Every summer, the hacker intelligentsia descends on Las Vegas like a swarm of thirsty locusts that spends seven days chasing free drinks and avoiding sunlight at all costs. Black Hat and DEF CON week can be an overwhelming and confusing experience, especially for the uninitiated or agoraphobic. But fear not, Threatpost has your back. To help you get the least out of your time in the Saddest Place on Earth, we have assembled this incomplete guide for How to Fail at Black Hat.

  • Follow the crowds. Black Hat has grown from a small gathering of a few hundred researchers and hackers into a massive conclave of thousands of people involved in every aspect of security. They’re all smarter than you are, so if you see a long line somewhere, make sure you join it, especially if you can’t see the front of it and are unsure of what it’s for. It could be the line for the Addams Family Values slots or it could be the line to pick up a wristband that lets you stand in line to pick up a coin to stand in line for a vendor party. It’s a lose-lose!
  • Avoid meeting new people. The key to success in security, as in life, is to continue learning every day. There are a lot of sharp, clever people from around the world at Black Hat, but talking to them will only bog you down with new ideas and perspectives. You can get around this drag on your intellect by only talking to people you know who share your background and lines of thinking. They’ll reinforce your existing beliefs and prevent you from having to deal with the pain of having to rethink your position on government surveillance or veganism.
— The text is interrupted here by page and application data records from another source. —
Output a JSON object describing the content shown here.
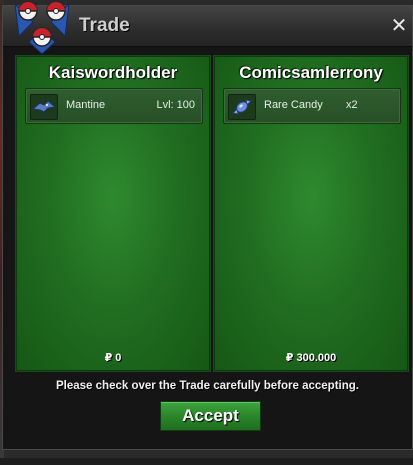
{
  "window": {
    "title": "Trade",
    "close_label": "✕"
  },
  "trade": {
    "left": {
      "player_name": "Kaiswordholder",
      "item": {
        "name": "Mantine",
        "meta": "Lvl: 100",
        "icon": "mantine-sprite-icon"
      },
      "money": "₽ 0"
    },
    "right": {
      "player_name": "Comicsamlerrony",
      "item": {
        "name": "Rare Candy",
        "qty": "x2",
        "icon": "rare-candy-sprite-icon"
      },
      "money": "₽ 300.000"
    }
  },
  "footer": {
    "notice": "Please check over the Trade carefully before accepting.",
    "accept_label": "Accept"
  },
  "colors": {
    "panel_green": "#216f21",
    "button_green": "#2a862a",
    "logo_red": "#c8232c",
    "logo_blue": "#2a58b0"
  }
}
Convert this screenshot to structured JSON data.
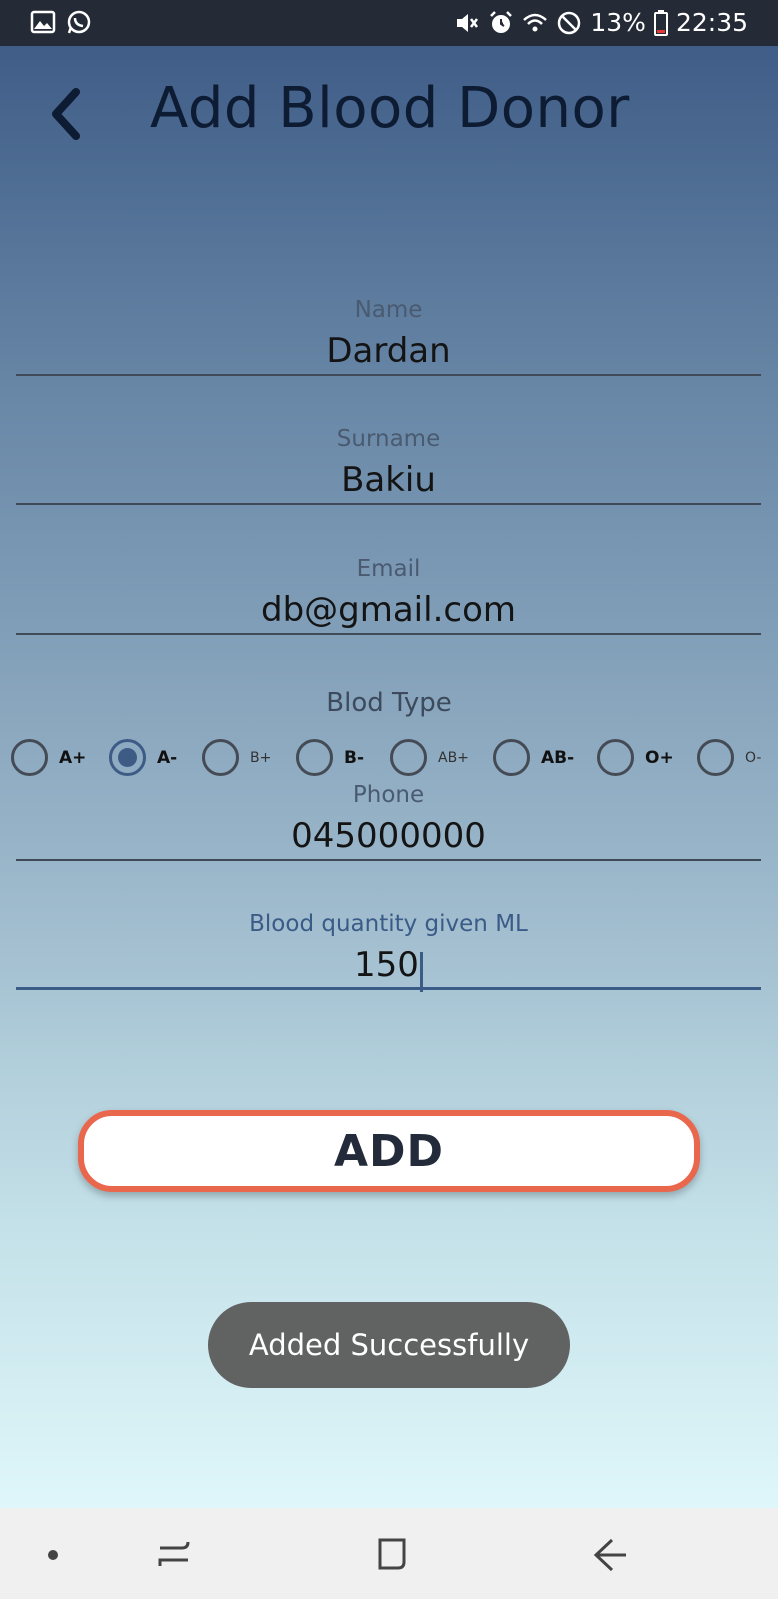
{
  "status_bar": {
    "battery": "13%",
    "time": "22:35",
    "icons": [
      "image-icon",
      "whatsapp-icon",
      "mute-icon",
      "alarm-icon",
      "wifi-icon",
      "do-not-disturb-icon",
      "battery-icon"
    ]
  },
  "header": {
    "title": "Add Blood Donor",
    "back_icon": "chevron-left-icon"
  },
  "form": {
    "name": {
      "label": "Name",
      "value": "Dardan"
    },
    "surname": {
      "label": "Surname",
      "value": "Bakiu"
    },
    "email": {
      "label": "Email",
      "value": "db@gmail.com"
    },
    "blood_type": {
      "label": "Blod Type",
      "options": [
        "A+",
        "A-",
        "B+",
        "B-",
        "AB+",
        "AB-",
        "O+",
        "O-"
      ],
      "selected": "A-"
    },
    "phone": {
      "label": "Phone",
      "value": "045000000"
    },
    "quantity": {
      "label": "Blood quantity given ML",
      "value": "150"
    }
  },
  "add_button": {
    "label": "ADD"
  },
  "toast": {
    "message": "Added Successfully"
  },
  "nav_bar": {
    "icons": [
      "dot-icon",
      "recent-apps-icon",
      "home-icon",
      "back-arrow-icon"
    ]
  },
  "colors": {
    "accent": "#3d5b85",
    "button_border": "#e8674d",
    "status_bar": "#252b36",
    "toast": "#616262"
  }
}
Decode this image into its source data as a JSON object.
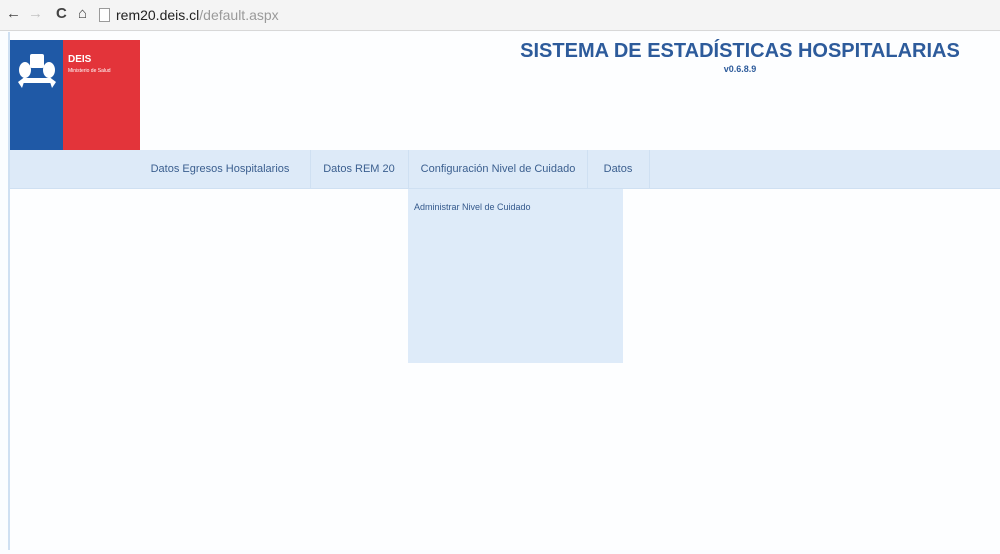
{
  "browser": {
    "back_icon": "←",
    "forward_icon": "→",
    "reload_icon": "C",
    "home_icon": "⌂",
    "url_domain": "rem20.deis.cl",
    "url_path": "/default.aspx"
  },
  "header": {
    "logo_brand": "DEIS",
    "logo_subtitle": "Ministerio de Salud",
    "title": "SISTEMA DE ESTADÍSTICAS HOSPITALARIAS",
    "version": "v0.6.8.9"
  },
  "menu": {
    "items": [
      {
        "label": "Datos Egresos Hospitalarios"
      },
      {
        "label": "Datos REM 20"
      },
      {
        "label": "Configuración Nivel de Cuidado"
      },
      {
        "label": "Datos"
      }
    ],
    "dropdown": {
      "items": [
        {
          "label": "Administrar Nivel de Cuidado"
        }
      ]
    }
  },
  "colors": {
    "title_blue": "#2d5b9b",
    "menu_bg": "#ddeaf8",
    "logo_blue": "#1f59a6",
    "logo_red": "#e3343a"
  }
}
  • Wallow in your cynicism. If you’ve been to Black Hat before, it’s vital that you let everyone know how much better it used to be before it became “mainstream” and overrun by vendors and lamers. If you don’t say this loudly and repeatedly, people might think you’re there to learn and get better. That’s a slippery slope that can lead to actual personal growth. Beware!
  • Only attend talks by big-name researchers. The pool of talented, creative security researchers is really shallow, and all of the good ones have already emerged, so don’t waste your time going to a talk by some guy you’ve never heard of. I mean, what are the odds that a random researcher from, like, Argentina or New Zealand will have something interesting to say or a new concept to show you? Really low. So don’t even bother. Follow the crowds to the jam-packed talks by the Big Guys, which will be covered by every reporter in the industry, further reinforcing the wisdom of your decision and not at all making it redundant for you to be there.
  • Save the 10 bucks and use any open wireless network you can find. Vegas is a weird place. Lots of things are crazy expensive (gyms, bottled water, vegetables) and lots of others are ridiculously cheap or even free (buffets, Bud Light, second-hand smoke). You’ll want to save your money for the important things, so don’t waste it on wireless Internet access. There are plenty of free, unsecured networks available–some of which are helpfully named “Free Wifi.” Those are totally fine. After all, they wouldn’t have them available at a security conference if they weren’t safe.
  • Accept an offer of a free ride from Charlie Miller and Chris Valasek. These two security researchers do some of the more interesting work every year, and this year is no exception, with them tearing apart various vehicles to hack them and expose vulnerabilities that enable them to remotely control many functions governed by on-board computers. As Andy Greenberg at Forbes discovered, this can make for an exhilarating ride with random steering loss, ADD-like behavior from the gauges and fun brake failures. If you see Miller and Valasek in their Prius in the cab line at Caesars, hop in. They’ll even let you drive.
  • Go see Wayne Newton. It’s totally worth it. Trust us.

Categories: Social Engineering, Web Security